● **Your goal**
Tell how many lines in the following entries include the word "heading", giving the figure alone.

*** Block opens ***

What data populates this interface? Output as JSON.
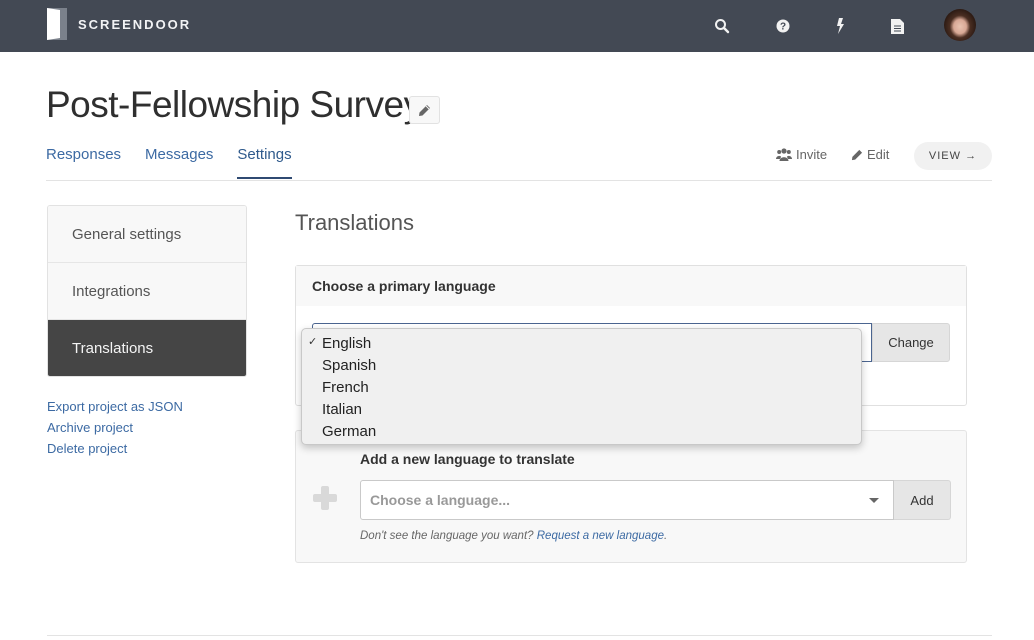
{
  "topbar": {
    "brand": "SCREENDOOR",
    "icons": [
      "search-icon",
      "help-icon",
      "bolt-icon",
      "document-icon"
    ],
    "avatar": "user-avatar"
  },
  "header": {
    "title": "Post-Fellowship Survey",
    "tabs": [
      {
        "label": "Responses",
        "active": false
      },
      {
        "label": "Messages",
        "active": false
      },
      {
        "label": "Settings",
        "active": true
      }
    ],
    "actions": {
      "invite": "Invite",
      "edit": "Edit",
      "view": "VIEW →"
    }
  },
  "sidebar": {
    "items": [
      {
        "label": "General settings",
        "active": false
      },
      {
        "label": "Integrations",
        "active": false
      },
      {
        "label": "Translations",
        "active": true
      }
    ],
    "links": [
      "Export project as JSON",
      "Archive project",
      "Delete project"
    ]
  },
  "main": {
    "title": "Translations",
    "primary": {
      "heading": "Choose a primary language",
      "selected": "English",
      "options": [
        "English",
        "Spanish",
        "French",
        "Italian",
        "German"
      ],
      "change_label": "Change"
    },
    "add": {
      "heading": "Add a new language to translate",
      "placeholder": "Choose a language...",
      "add_label": "Add",
      "help_prefix": "Don't see the language you want? ",
      "help_link": "Request a new language",
      "help_suffix": "."
    }
  },
  "colors": {
    "topbar": "#434954",
    "link": "#3c6aa3",
    "active_sidebar": "#454545"
  }
}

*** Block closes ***

● **Answer to this problem**
2